Japan's Oldest Extant Shrine Architecture
|In December 1994, the shrine was registered in the UNESCO world heritage list as one of the cultural assets of the ancient capital of Kyoto.
Combined with the adjacent Uji Shrine, it had been called "Rikukamisha" until the Meiji Period (1868-1912).
The shrine is dedicated to Emperor Ohjin, his son Prince Ujinowake Iratsuko, and the emperor's elder brother Emperor Nintoku. In the front is a hall of worship (national treasure) which was built in the shindenzukuri style in the early years of the Kamakura Period (1185-1333). Visitors can enjoy the beauty of its roof, which was made in accordance with the sugaruhafu design method.

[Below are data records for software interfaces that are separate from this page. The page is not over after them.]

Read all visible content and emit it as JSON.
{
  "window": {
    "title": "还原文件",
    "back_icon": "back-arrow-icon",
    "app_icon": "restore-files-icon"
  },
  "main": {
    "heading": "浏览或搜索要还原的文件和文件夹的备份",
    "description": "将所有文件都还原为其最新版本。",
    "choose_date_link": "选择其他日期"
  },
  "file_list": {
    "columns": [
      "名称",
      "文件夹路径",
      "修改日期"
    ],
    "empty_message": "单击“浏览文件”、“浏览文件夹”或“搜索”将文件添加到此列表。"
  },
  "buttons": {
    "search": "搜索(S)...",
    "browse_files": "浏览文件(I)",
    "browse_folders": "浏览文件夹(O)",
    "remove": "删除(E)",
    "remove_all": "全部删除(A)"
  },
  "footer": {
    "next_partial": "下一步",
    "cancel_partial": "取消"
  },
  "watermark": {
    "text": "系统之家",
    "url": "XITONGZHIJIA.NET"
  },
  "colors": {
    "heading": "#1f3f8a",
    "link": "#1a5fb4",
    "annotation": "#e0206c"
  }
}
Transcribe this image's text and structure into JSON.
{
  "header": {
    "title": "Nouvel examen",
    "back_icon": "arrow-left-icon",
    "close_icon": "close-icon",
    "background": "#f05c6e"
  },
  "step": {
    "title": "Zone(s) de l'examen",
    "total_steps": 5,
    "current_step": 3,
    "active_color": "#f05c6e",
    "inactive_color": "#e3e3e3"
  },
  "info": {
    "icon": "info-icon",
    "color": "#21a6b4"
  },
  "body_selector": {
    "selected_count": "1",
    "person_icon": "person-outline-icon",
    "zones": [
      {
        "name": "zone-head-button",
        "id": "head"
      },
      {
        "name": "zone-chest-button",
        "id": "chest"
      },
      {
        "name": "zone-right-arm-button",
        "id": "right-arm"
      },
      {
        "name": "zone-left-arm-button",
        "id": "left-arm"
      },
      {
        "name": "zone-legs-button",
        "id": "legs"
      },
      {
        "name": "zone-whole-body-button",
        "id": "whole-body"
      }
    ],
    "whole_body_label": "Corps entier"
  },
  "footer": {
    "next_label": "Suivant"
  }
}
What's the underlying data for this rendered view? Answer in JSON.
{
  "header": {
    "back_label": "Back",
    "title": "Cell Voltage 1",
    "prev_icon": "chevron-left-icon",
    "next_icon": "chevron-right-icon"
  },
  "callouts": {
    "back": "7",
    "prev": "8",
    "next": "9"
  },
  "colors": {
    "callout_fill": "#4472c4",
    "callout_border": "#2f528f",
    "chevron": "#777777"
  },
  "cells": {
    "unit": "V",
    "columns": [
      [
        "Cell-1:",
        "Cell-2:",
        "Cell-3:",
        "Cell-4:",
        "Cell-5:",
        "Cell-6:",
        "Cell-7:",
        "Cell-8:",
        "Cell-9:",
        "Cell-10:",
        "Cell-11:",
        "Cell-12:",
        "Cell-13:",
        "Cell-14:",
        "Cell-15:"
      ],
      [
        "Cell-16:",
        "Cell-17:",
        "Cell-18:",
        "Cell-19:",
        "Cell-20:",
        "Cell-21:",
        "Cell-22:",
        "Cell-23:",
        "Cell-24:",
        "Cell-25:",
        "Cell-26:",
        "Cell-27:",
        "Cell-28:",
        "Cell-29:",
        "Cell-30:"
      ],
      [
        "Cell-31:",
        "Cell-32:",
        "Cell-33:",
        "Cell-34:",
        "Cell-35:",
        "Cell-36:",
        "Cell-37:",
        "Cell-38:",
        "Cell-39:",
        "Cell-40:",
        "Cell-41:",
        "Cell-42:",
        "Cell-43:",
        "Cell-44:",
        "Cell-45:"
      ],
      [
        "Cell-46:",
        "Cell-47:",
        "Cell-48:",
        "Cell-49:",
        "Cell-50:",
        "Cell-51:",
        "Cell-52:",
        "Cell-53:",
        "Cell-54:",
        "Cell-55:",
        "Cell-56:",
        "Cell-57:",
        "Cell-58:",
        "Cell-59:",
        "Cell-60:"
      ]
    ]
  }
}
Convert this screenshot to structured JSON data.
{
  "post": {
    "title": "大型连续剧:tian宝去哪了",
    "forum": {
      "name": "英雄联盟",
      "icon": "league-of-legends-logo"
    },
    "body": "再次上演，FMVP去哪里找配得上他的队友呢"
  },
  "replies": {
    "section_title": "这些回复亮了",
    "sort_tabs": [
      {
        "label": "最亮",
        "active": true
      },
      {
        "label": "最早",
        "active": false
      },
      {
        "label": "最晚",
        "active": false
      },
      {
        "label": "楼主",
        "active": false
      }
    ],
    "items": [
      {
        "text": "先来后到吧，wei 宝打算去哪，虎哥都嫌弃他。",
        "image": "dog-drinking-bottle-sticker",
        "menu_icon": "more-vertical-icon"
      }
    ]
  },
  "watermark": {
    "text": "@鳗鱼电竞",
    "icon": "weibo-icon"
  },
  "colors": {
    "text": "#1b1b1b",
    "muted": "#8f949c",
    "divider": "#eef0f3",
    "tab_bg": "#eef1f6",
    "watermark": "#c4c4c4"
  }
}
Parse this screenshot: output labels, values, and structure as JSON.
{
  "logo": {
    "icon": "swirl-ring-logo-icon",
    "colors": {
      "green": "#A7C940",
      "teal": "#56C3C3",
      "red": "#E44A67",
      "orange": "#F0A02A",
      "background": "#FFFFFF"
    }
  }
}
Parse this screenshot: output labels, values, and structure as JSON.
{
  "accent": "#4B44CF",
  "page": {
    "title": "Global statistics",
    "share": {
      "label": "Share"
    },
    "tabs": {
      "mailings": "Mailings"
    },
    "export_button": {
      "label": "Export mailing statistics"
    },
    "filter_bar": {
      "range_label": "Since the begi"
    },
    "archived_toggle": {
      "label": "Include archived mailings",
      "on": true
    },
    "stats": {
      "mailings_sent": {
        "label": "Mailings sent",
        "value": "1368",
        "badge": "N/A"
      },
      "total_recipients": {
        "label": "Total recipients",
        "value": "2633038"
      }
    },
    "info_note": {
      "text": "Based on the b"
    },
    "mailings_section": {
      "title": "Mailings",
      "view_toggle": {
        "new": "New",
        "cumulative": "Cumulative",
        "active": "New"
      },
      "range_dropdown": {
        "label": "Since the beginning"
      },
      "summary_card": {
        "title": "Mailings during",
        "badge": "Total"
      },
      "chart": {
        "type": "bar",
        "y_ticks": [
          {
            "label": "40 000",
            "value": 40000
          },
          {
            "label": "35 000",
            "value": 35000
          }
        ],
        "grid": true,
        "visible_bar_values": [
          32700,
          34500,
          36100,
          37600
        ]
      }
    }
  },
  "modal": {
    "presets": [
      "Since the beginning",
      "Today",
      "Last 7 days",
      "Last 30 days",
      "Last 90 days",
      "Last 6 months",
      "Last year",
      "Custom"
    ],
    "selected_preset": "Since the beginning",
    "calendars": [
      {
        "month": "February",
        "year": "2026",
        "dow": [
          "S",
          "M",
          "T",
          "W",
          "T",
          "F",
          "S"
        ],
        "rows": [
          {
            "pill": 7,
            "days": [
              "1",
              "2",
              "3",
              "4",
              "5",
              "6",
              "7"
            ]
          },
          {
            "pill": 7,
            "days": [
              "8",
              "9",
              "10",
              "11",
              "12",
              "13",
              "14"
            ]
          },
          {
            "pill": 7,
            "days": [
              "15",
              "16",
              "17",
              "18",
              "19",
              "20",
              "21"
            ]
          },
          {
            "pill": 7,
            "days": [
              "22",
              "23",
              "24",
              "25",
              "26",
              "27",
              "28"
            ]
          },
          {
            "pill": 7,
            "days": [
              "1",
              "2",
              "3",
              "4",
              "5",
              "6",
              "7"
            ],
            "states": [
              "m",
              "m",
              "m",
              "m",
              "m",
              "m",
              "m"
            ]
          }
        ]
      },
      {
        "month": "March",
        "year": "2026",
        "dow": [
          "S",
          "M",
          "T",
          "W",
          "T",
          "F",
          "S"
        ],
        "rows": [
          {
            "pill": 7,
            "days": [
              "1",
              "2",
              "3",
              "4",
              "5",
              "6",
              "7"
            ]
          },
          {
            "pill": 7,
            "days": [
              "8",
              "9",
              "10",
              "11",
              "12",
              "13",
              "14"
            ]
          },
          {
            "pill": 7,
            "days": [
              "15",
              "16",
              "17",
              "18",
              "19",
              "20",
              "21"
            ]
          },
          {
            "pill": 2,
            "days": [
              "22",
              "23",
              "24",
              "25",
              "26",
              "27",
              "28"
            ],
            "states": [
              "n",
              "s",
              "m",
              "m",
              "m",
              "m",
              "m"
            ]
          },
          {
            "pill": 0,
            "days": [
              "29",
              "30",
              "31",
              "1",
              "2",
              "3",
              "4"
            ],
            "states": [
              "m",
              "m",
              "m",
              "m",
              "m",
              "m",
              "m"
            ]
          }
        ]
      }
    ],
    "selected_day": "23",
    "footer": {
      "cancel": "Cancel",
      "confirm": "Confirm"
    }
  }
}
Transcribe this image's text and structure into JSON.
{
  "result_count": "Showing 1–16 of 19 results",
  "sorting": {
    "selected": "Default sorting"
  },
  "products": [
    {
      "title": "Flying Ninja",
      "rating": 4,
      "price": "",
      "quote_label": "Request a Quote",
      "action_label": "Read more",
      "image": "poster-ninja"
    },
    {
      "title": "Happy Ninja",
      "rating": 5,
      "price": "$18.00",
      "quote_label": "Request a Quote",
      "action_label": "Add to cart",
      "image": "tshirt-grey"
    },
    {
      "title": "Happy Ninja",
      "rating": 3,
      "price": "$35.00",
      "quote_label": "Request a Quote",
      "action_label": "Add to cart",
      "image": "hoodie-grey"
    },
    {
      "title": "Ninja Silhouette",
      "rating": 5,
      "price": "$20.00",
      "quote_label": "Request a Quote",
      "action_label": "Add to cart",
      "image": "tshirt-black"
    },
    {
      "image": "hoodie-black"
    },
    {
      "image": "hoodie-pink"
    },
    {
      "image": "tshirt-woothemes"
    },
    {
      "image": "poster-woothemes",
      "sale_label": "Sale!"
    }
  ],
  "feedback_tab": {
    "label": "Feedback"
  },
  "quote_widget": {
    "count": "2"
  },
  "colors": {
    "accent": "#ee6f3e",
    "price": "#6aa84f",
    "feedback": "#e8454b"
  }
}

The Honden (main hall -- national treasure), which was constructed in the late years of the Heian Period (794-1185), is the oldest extant shrine architecture in Japan. A series of three inner shrine buildings in line are covered by a common roof and the buildings on both sides of the hall use support members in the shape of frog legs, all of which are important as suggestions of the shrine's construction period.
In the precincts are the Kasuga Shrine (important cultural property), which was built during the Kamakura Period, and one of the seven best water fountains in Uji, called "Kirihara-mizu."
Source: The Uji municipal government